COLUMBIA – Archbishop Edwin F. O’Brien delivered a strong rebuke to anti-immigrant sentiment Oct. 21, calling it “a scandal” and a “disgrace.”
The archbishop spoke at a Hispanic ministry conference at St. John the Evangelist in Columbia, telling ministry leaders from the Archdiocese of Baltimore, the Archdiocese of Washington and the Wilmington diocese that xenophobia exists in “some of our own Catholic people.”
“I think the parish is the most effective way to turn that around,” he said, “because that’s the laboratory. That’s where people can get along, despite their differences and because of their differences, enrich each other and make each prouder of the faith that is theirs and prouder of the country that is theirs as well.”
While hopeful of the ministerial leaders attending the conference, it was clear the archbishop had grown weary of political partisanship.

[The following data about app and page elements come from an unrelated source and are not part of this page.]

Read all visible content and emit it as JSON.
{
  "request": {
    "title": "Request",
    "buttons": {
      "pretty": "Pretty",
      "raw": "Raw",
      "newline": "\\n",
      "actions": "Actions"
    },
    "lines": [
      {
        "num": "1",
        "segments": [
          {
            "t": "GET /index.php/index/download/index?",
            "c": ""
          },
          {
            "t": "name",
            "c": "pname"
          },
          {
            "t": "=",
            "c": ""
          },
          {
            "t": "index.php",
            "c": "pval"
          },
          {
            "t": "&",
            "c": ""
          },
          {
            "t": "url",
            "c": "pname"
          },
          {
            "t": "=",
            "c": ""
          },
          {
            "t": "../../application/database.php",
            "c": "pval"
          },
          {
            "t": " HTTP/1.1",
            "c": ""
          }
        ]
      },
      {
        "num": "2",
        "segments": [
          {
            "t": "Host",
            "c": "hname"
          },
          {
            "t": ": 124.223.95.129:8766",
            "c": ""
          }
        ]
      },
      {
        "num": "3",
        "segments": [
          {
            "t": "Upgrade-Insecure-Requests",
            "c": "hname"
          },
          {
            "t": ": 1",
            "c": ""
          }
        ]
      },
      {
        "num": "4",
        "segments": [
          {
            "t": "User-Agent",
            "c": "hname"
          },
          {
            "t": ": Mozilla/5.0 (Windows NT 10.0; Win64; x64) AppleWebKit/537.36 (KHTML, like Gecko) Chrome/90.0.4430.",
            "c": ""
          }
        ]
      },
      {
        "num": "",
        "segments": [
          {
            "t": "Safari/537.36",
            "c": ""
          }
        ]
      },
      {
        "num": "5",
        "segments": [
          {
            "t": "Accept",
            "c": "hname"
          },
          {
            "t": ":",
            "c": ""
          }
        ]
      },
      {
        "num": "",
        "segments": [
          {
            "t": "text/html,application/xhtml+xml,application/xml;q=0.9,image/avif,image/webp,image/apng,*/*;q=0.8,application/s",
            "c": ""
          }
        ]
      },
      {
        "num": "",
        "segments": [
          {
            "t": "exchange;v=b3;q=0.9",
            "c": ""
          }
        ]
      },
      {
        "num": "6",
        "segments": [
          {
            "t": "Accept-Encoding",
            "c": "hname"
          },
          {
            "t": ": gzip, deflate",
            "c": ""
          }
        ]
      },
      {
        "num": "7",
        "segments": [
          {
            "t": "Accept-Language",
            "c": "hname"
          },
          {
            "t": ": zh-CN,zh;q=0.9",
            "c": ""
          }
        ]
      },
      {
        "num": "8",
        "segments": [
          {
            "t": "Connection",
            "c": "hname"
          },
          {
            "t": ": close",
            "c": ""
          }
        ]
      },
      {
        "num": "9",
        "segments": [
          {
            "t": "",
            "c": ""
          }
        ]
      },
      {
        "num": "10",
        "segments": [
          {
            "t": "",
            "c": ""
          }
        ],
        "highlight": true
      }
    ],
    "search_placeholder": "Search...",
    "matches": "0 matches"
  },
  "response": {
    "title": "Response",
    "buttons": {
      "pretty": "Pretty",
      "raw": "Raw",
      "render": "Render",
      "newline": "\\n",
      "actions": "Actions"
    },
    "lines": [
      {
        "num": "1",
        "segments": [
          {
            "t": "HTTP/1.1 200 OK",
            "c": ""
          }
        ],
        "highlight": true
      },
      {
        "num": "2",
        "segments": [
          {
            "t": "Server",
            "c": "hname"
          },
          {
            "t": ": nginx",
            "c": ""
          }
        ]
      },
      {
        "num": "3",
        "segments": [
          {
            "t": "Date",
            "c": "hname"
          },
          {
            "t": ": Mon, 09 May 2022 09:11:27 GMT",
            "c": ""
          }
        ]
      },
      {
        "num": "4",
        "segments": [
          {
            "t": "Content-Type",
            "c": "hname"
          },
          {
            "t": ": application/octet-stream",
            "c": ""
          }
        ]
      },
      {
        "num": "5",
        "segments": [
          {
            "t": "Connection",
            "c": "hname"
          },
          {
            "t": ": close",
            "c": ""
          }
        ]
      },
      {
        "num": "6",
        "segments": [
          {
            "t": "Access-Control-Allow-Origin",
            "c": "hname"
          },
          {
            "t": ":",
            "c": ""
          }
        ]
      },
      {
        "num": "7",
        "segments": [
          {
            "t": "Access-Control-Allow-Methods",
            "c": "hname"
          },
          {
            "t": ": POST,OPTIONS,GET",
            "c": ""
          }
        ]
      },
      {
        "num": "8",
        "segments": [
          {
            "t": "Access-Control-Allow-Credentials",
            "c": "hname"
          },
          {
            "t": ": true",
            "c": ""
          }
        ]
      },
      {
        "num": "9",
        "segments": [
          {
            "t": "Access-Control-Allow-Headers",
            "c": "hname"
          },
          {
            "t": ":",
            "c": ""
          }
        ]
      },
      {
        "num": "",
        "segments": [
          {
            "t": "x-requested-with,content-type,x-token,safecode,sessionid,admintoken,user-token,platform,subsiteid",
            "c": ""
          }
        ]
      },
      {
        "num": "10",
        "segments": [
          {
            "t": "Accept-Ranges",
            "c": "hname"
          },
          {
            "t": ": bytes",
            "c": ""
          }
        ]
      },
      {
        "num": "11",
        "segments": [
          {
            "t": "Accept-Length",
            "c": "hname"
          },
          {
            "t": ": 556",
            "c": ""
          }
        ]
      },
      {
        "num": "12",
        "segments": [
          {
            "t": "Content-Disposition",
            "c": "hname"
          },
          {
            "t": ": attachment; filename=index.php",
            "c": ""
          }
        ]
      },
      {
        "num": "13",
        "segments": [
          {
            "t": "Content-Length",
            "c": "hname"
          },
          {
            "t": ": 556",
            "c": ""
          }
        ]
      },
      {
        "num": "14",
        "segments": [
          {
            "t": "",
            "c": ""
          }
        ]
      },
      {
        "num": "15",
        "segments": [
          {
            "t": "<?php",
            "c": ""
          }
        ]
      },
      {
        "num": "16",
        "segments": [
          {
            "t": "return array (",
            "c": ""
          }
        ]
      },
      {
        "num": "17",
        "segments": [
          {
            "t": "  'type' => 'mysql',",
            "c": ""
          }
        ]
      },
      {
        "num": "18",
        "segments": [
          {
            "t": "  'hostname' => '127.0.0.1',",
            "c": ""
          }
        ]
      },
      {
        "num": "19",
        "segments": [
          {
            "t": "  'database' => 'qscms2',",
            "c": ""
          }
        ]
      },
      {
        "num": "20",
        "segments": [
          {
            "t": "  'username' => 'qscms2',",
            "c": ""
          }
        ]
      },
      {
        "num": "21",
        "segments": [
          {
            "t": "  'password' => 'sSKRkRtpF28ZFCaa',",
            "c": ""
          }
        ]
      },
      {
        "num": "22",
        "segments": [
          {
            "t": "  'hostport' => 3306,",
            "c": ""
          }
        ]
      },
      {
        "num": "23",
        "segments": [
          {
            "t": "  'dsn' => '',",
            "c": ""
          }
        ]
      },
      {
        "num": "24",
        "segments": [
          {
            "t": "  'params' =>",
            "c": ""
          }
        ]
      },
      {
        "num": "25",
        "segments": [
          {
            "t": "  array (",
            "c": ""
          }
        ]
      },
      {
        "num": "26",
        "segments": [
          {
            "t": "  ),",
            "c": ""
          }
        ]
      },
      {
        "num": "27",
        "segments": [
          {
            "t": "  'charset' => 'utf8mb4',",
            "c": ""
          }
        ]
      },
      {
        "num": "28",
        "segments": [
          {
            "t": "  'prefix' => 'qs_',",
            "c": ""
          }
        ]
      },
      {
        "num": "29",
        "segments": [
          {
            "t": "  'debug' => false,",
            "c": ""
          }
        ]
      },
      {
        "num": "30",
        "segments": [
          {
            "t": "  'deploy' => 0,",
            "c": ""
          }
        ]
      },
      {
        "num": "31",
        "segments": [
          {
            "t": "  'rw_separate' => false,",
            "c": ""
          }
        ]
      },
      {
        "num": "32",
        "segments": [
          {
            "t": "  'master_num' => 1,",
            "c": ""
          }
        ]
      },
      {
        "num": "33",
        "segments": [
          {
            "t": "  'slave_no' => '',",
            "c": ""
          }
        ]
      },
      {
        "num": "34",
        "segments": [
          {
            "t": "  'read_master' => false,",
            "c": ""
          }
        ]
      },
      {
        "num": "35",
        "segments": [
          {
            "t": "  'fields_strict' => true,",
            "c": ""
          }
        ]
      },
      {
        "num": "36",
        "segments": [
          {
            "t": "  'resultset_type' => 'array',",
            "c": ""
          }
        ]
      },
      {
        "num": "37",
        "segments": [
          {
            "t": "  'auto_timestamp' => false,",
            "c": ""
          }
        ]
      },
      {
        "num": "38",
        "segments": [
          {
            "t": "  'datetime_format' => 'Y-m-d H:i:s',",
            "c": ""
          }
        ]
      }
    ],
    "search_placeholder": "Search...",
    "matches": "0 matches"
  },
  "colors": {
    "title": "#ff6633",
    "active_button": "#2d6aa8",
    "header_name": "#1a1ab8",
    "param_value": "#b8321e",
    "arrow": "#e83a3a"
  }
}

“We have a long way to go,” the archbishop said. “I can’t wait until this election is over. Because then maybe we can get down to work and take it seriously, without all the acting and role playing that inevitably takes place in a time like this. We really need to get to work with our politicians and our leaders to say, ‘let’s solve this immigration challenge. Let’s make sure that those who are here and hard-working, those who are trying to put bread on the table, are not penalized because of some poor law that is on the books that we’re afraid to address.’ ”
The leaders at the conference, titled “Community of Communities: The Bilingual Multicultural Parish” came to talk about strengthening evangelization. All three dioceses present have significant Latino/Hispanic populations that are rising. All have the same questions regarding integration and serving those populations liturgically.
Maria Johnson, director of Hispanic Ministry for the Archdiocese of Baltimore, said the gathering of the three dioceses offers different experiences and perspectives.
“We’re on the same page, more or less, but with some different thoughts,” Johnson said.
The archbishop said the liturgy should be a rich and welcoming experience for all races.
“There’s no such thing as a church with a white face anymore,” Archbishop O’Brien said. “It’s brown, it’s black, it’s yellow. We shouldn’t just accept that. We should welcome it. We should embrace that because we are so much better for it.”
Johnson said Spanish Masses have brought about a sense of parish community for immigrants. She said the rise of Spanish Masses is a “significant change.” She said vocal opposition to Spanish Masses is “very small” percentage-wise.
Jesuit Father Allan Figueroa Deck, executive director of the Secretariat of Cultural Diversity for the United States Conference of Catholic Bishops, presented the facts of the rapidly-changing demographics of the American church.
Father Deck said parishes have to address the large number of Catholics who have left the faith, while welcoming Latinos to the American fold.
Father Deck said the church has “ceased being a church primarily of European people. What it will become, as a result of these new currents, our response, our activities, our decisions will determine it at this moment and moving forward.”